1851 (undated) 20.5 x 16 in (52.07 x 40.64 cm)
This is a fine example of Adam and Charles Black's 1851 map of european Russia. The map depicts the european portions of Russia from the Arctic Sea south to the Black Sea and Caspian Sea, and extending west as far as Poland and east as far as Orenburg and Perm, inclusive of the Ukraine. Russia at this time was under the suzerainty of Tzar Alexander the II. Alexander is best known for his liberal reforms including the emancipation Reform of 1861 which liberated Russia's countless serfs and is considered to be the most important event in 19th century Russian history. Various towns, rivers, cities, mountains and several other topographical details are noted with relief shown by hachure. This map was engraved by Sidney Hall and issued as plate nos. XXVII and XXVIII in the 1851 edition of Black's General Atlas of the World.
Charles and his uncle Adam Black of Edinburgh, Scotland, founded their publishing firm in 1807. They published a series of maps and atlases throughout the 19th century. In addition to an array of atlases, the Black firm is known for their editions of the Encyclopedia Britannica (1817 - 1826) and the first publishing of Sir Walter Scott's novels in 1854. In 1889 the A. & C. Black publishing house moved to London where it remains in operation to this day.
Sidney Hall (1788 - 1831) was an English engraver and map publisher active in London during the late 18th and early 19th centuries. His earliest imprints, dating to about 1814, suggest a partnership with Michael Thomson, another prominent English map engraver.

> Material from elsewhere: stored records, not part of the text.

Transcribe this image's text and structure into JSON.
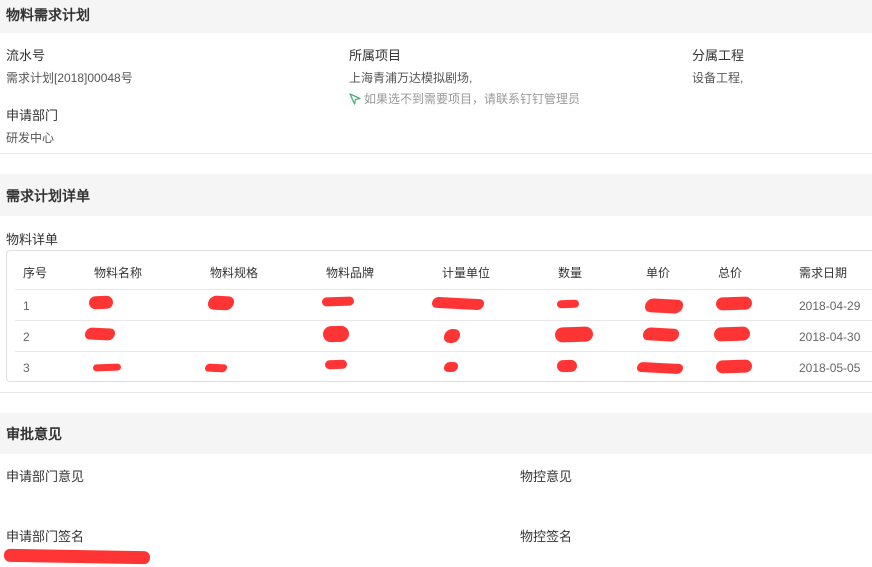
{
  "sections": {
    "plan": "物料需求计划",
    "detail": "需求计划详单",
    "approval": "审批意见"
  },
  "plan": {
    "serial_label": "流水号",
    "serial_value": "需求计划[2018]00048号",
    "project_label": "所属项目",
    "project_value": "上海青浦万达模拟剧场,",
    "project_hint": "如果选不到需要项目，请联系钉钉管理员",
    "sub_label": "分属工程",
    "sub_value": "设备工程,",
    "dept_label": "申请部门",
    "dept_value": "研发中心"
  },
  "detail": {
    "list_title": "物料详单",
    "columns": [
      "序号",
      "物料名称",
      "物料规格",
      "物料品牌",
      "计量单位",
      "数量",
      "单价",
      "总价",
      "需求日期"
    ],
    "rows": [
      {
        "no": "1",
        "date": "2018-04-29"
      },
      {
        "no": "2",
        "date": "2018-04-30"
      },
      {
        "no": "3",
        "date": "2018-05-05"
      }
    ]
  },
  "approval": {
    "dept_opinion_label": "申请部门意见",
    "control_opinion_label": "物控意见",
    "dept_sign_label": "申请部门签名",
    "control_sign_label": "物控签名"
  },
  "colors": {
    "header_bg": "#f5f5f5",
    "hint_icon": "#4caf7d",
    "redaction": "#ff2a2a"
  }
}
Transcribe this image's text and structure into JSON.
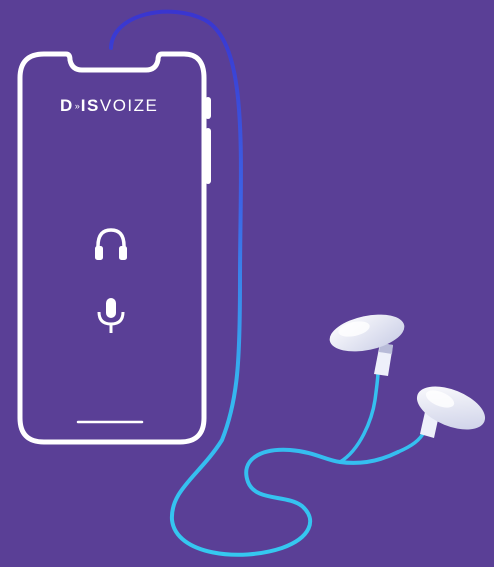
{
  "brand": {
    "part_d": "D",
    "part_waves": "»",
    "part_is": "IS",
    "part_voize": "VOIZE"
  },
  "icons": {
    "headphones": "headphones-icon",
    "microphone": "microphone-icon",
    "earbud": "earbud-icon"
  },
  "colors": {
    "background": "#5a3f96",
    "phone_outline": "#ffffff",
    "cable_start": "#3b3fd6",
    "cable_end": "#35c8f0",
    "earbud": "#e8eaf6"
  }
}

Hall engraved for most of the prominent London map publishers of his day, including Aaron Arrowsmith, William Faden, William Harwood, and John Thomson, among others. Hall is credited as being one of the earliest adopters of steel plate engraving, a technique that allowed for finer detail and larger print runs due to the exceptional hardness of the medium. Upon his early death - he was only in his 40s - Hall's business was inherited by his wife, Selina Hall, who continued to publish under the imprint, "S. Hall", presumably for continuity. The business eventually passed to Sidney and Selina's nephew Edward Weller, who became extremely prominent in his own right.
Black, A. and C., General Atlas Of The World, (Edinburgh) 1851.
Very good. Minor overall toning. Blank on verso. Minor foxing. Original centerfold.
Rumsey 2305.034 (1854 edition). Philips (atlases) 4334.